She is, of course, Black Caviar (stable name “Nellie”), the Australian filly who may well be the fastest horse in the world. She is unusually big (16.2 hands is not a huge height for a horse but she is very heavily built for flat racer – she is more than 700 kg I think, and is heavier than the champion steeplechaser Denman) and in particular she has unusually long rear legs which give her an incredibly powerful stride pattern. She has won all twenty two of her races so far. She was flown over from Oz for Ascot and duly won her race last Saturday by just a nose, partly because she was out of sorts with jet lag and partly because her jockey wrongly eased off in the final furlong and had to ask her “go” again, which I think meant she tore some muscles. Brave girl.
And as to weather, the drought continues with heavy rain and flash floods, and a man being drowned in the Midlands.
Roads and rail lines have been blocked and thousands left without power as torrential rain flooded parts of the UK. Two storms, which began in Wales, grew stronger with one heading across the Midlands, the other heading northwards to Newcastle and into Scotland. The Environment Agency has 10 flood warnings and 47 alerts in place. Both main rail lines between Scotland and England were blocked by landslides.
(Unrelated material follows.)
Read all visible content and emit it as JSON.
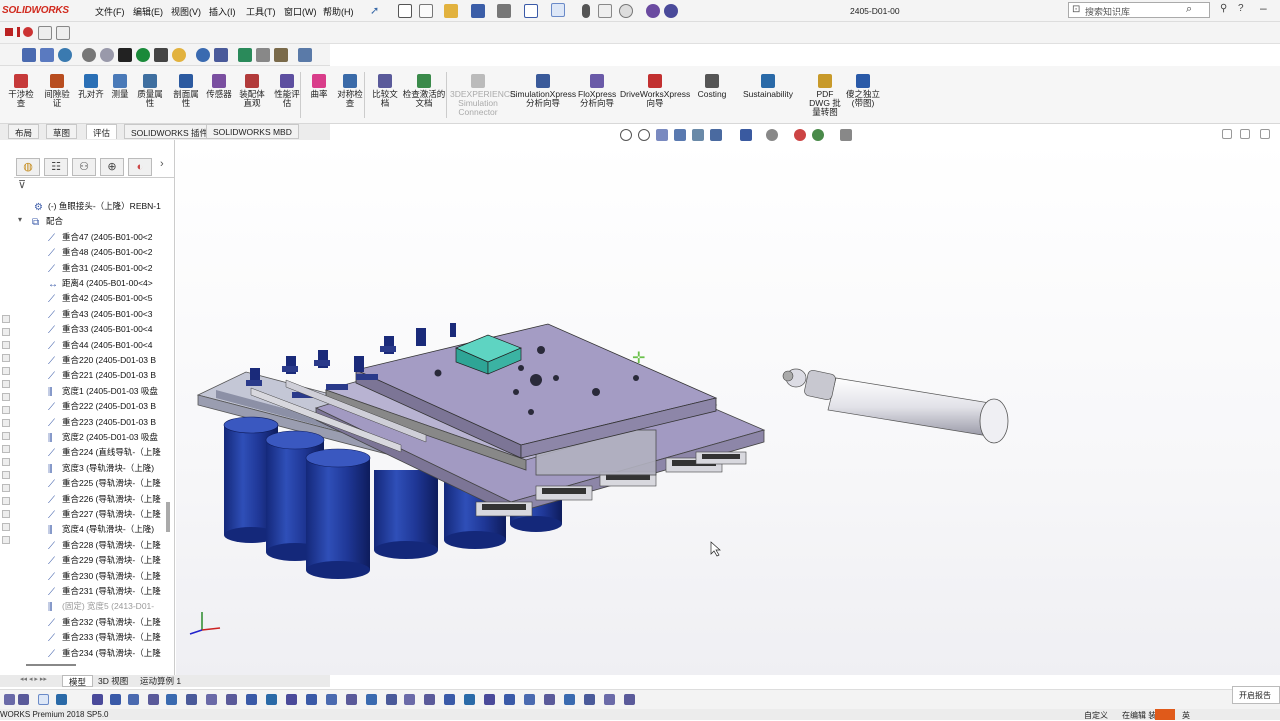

Thursday evening was particular fun, and at one point it seemed that Newcastle was likely to be entirely washed or blasted away by the rain and lightning. I will leave it to our regular correspondents to debate whether this would be a good thing or not. I couldn’t possibly comment (over to you, Saul).
Round my neck of the woods the big story has been a tragic one of a huge blast in a house in Shaw, Oldham, which killed one poor toddler aged two and badly injured a man in his thirties. Gas seems to be the cause, but whether there has been foul play or not is unclear.
Now, tragic as the death of the poor toddler is, the usual “shrine” has started to grow up with Teddy bears and stuffed giraffes and flowers and general tawdry “tat” being left at the scene. I cannot understand this behaviour, which I regard as mawkish and a tad weird. On the other hand, since penning the original draft of this blog, I have seen the grieving parents of the little mite visiting the scene and they seemed genuinely moved the flowers and tributes, so perhaps in that sense they provide a function?
Still, there have been various lampoons about this form of behaviour on the internet in the past along the line of “Port-a-Shrine” and “Port-a-Grief”. I found this one from “The Daily Mash”:
“A BRITISH inventor has developed an all-in-one council estate tragedy shrine that can be erected within seconds of something ‘sad’ happening. Sympathise with strangers using wax and tin. The “Portagrief” weighs just two kilograms and comes pre-loaded with decaying tulips, a poorly-composed sympathy poem and a tatty-looking teddy bear.
Inventor, Martin Bishop, said: “Within moments of something happening to somebody you’ve never met, you can share your fake sadness with friends, neighbours and the audience of Sky News. It’s the indispensable item for the childish, mal-educated grief-vampire who wants to appear really upset in as public a way as possible.”
The Portagrief will be offered in three basic models – the Executed Gangsta, the Teenage Traffic Accident and the Little Angel, which will include a card with the message ‘yoos in hevin now’.
Bishop added: “I was watching a Sky News reporter standing outside some council estate sh*t-igloo and the question suddenly occurred to me – where would the average ghoul in the street get their hands on an elaborate tea light holder at four o’clock in the morning?”
Nikki Hollis, a grade six untermensch from Carlisle, said: “When that toddler went missing from down the road, I had my Portagrief Little Angel outside the family’s door before the police had turned up.
“Unfortunately they found her the next day so she’s not in hevin, which is a shame for her.””
And on that not particularly PC note, I finish my glass and bid you a good weekend! I am off for a proper ramble for real!
Gildas the Monk